WORK INSTRUCTION: Nothing but an exact copy of the data should be given.

LISTED RECORDS:
○ ○ ○ ○ ○

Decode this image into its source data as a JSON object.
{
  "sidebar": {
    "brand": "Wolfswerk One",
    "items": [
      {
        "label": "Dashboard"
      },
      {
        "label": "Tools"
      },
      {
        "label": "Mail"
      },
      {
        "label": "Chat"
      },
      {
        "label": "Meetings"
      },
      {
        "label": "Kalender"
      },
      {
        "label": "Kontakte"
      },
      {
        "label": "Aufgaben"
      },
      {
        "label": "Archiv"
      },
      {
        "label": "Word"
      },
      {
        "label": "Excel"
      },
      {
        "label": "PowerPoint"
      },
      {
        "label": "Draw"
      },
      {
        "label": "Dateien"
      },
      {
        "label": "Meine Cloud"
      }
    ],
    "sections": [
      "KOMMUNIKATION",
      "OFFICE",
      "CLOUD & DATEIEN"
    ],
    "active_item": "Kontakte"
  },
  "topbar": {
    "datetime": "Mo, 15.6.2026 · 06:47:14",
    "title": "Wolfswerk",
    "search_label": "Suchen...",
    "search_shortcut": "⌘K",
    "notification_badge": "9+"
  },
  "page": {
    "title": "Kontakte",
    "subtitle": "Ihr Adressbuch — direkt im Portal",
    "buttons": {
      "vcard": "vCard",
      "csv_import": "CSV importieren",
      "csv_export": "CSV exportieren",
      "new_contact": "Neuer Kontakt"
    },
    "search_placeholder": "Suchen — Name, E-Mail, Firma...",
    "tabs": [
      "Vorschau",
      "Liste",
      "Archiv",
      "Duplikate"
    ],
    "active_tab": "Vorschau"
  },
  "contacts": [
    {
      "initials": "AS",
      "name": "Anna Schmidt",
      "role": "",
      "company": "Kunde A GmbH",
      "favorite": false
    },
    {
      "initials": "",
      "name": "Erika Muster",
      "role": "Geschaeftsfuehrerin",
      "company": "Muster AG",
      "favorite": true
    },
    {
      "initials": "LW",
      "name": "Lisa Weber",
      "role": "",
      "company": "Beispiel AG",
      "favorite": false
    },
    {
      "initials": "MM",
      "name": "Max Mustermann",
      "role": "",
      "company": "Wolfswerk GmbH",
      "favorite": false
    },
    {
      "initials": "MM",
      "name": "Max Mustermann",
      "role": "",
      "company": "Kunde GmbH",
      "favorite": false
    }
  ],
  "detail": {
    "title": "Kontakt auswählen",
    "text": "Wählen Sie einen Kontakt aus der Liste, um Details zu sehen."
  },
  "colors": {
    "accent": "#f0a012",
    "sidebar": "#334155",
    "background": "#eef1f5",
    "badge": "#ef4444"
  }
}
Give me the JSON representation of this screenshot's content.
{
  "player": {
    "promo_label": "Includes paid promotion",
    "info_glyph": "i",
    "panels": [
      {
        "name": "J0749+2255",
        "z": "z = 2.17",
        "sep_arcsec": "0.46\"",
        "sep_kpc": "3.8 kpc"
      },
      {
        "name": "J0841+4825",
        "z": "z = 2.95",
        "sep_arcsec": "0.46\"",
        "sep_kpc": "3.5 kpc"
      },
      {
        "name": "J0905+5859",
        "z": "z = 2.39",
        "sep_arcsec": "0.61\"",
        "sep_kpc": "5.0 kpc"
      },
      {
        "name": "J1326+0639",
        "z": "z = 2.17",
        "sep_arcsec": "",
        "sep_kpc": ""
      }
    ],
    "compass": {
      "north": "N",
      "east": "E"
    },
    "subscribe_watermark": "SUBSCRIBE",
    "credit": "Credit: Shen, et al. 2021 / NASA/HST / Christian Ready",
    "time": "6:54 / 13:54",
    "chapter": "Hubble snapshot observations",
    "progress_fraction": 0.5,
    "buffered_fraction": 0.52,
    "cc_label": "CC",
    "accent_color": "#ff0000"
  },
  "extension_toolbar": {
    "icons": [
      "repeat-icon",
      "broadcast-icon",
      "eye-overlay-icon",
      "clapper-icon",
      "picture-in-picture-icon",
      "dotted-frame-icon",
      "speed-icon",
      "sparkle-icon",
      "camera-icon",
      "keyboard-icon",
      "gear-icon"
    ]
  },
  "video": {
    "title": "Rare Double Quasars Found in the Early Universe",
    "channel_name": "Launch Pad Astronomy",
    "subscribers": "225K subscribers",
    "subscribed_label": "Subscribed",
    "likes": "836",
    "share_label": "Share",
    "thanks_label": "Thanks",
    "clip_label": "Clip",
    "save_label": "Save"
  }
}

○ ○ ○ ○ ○

THE ANSWER:
Decode this image into its source data as a JSON object.
{
  "sidebar": {
    "brand": "Wolfswerk One",
    "items": [
      {
        "label": "Dashboard"
      },
      {
        "label": "Tools"
      },
      {
        "label": "Mail"
      },
      {
        "label": "Chat"
      },
      {
        "label": "Meetings"
      },
      {
        "label": "Kalender"
      },
      {
        "label": "Kontakte"
      },
      {
        "label": "Aufgaben"
      },
      {
        "label": "Archiv"
      },
      {
        "label": "Word"
      },
      {
        "label": "Excel"
      },
      {
        "label": "PowerPoint"
      },
      {
        "label": "Draw"
      },
      {
        "label": "Dateien"
      },
      {
        "label": "Meine Cloud"
      }
    ],
    "sections": [
      "KOMMUNIKATION",
      "OFFICE",
      "CLOUD & DATEIEN"
    ],
    "active_item": "Kontakte"
  },
  "topbar": {
    "datetime": "Mo, 15.6.2026 · 06:47:14",
    "title": "Wolfswerk",
    "search_label": "Suchen...",
    "search_shortcut": "⌘K",
    "notification_badge": "9+"
  },
  "page": {
    "title": "Kontakte",
    "subtitle": "Ihr Adressbuch — direkt im Portal",
    "buttons": {
      "vcard": "vCard",
      "csv_import": "CSV importieren",
      "csv_export": "CSV exportieren",
      "new_contact": "Neuer Kontakt"
    },
    "search_placeholder": "Suchen — Name, E-Mail, Firma...",
    "tabs": [
      "Vorschau",
      "Liste",
      "Archiv",
      "Duplikate"
    ],
    "active_tab": "Vorschau"
  },
  "contacts": [
    {
      "initials": "AS",
      "name": "Anna Schmidt",
      "role": "",
      "company": "Kunde A GmbH",
      "favorite": false
    },
    {
      "initials": "",
      "name": "Erika Muster",
      "role": "Geschaeftsfuehrerin",
      "company": "Muster AG",
      "favorite": true
    },
    {
      "initials": "LW",
      "name": "Lisa Weber",
      "role": "",
      "company": "Beispiel AG",
      "favorite": false
    },
    {
      "initials": "MM",
      "name": "Max Mustermann",
      "role": "",
      "company": "Wolfswerk GmbH",
      "favorite": false
    },
    {
      "initials": "MM",
      "name": "Max Mustermann",
      "role": "",
      "company": "Kunde GmbH",
      "favorite": false
    }
  ],
  "detail": {
    "title": "Kontakt auswählen",
    "text": "Wählen Sie einen Kontakt aus der Liste, um Details zu sehen."
  },
  "colors": {
    "accent": "#f0a012",
    "sidebar": "#334155",
    "background": "#eef1f5",
    "badge": "#ef4444"
  }
}
Give me the JSON representation of this screenshot's content.
{
  "player": {
    "promo_label": "Includes paid promotion",
    "info_glyph": "i",
    "panels": [
      {
        "name": "J0749+2255",
        "z": "z = 2.17",
        "sep_arcsec": "0.46\"",
        "sep_kpc": "3.8 kpc"
      },
      {
        "name": "J0841+4825",
        "z": "z = 2.95",
        "sep_arcsec": "0.46\"",
        "sep_kpc": "3.5 kpc"
      },
      {
        "name": "J0905+5859",
        "z": "z = 2.39",
        "sep_arcsec": "0.61\"",
        "sep_kpc": "5.0 kpc"
      },
      {
        "name": "J1326+0639",
        "z": "z = 2.17",
        "sep_arcsec": "",
        "sep_kpc": ""
      }
    ],
    "compass": {
      "north": "N",
      "east": "E"
    },
    "subscribe_watermark": "SUBSCRIBE",
    "credit": "Credit: Shen, et al. 2021 / NASA/HST / Christian Ready",
    "time": "6:54 / 13:54",
    "chapter": "Hubble snapshot observations",
    "progress_fraction": 0.5,
    "buffered_fraction": 0.52,
    "cc_label": "CC",
    "accent_color": "#ff0000"
  },
  "extension_toolbar": {
    "icons": [
      "repeat-icon",
      "broadcast-icon",
      "eye-overlay-icon",
      "clapper-icon",
      "picture-in-picture-icon",
      "dotted-frame-icon",
      "speed-icon",
      "sparkle-icon",
      "camera-icon",
      "keyboard-icon",
      "gear-icon"
    ]
  },
  "video": {
    "title": "Rare Double Quasars Found in the Early Universe",
    "channel_name": "Launch Pad Astronomy",
    "subscribers": "225K subscribers",
    "subscribed_label": "Subscribed",
    "likes": "836",
    "share_label": "Share",
    "thanks_label": "Thanks",
    "clip_label": "Clip",
    "save_label": "Save"
  }
}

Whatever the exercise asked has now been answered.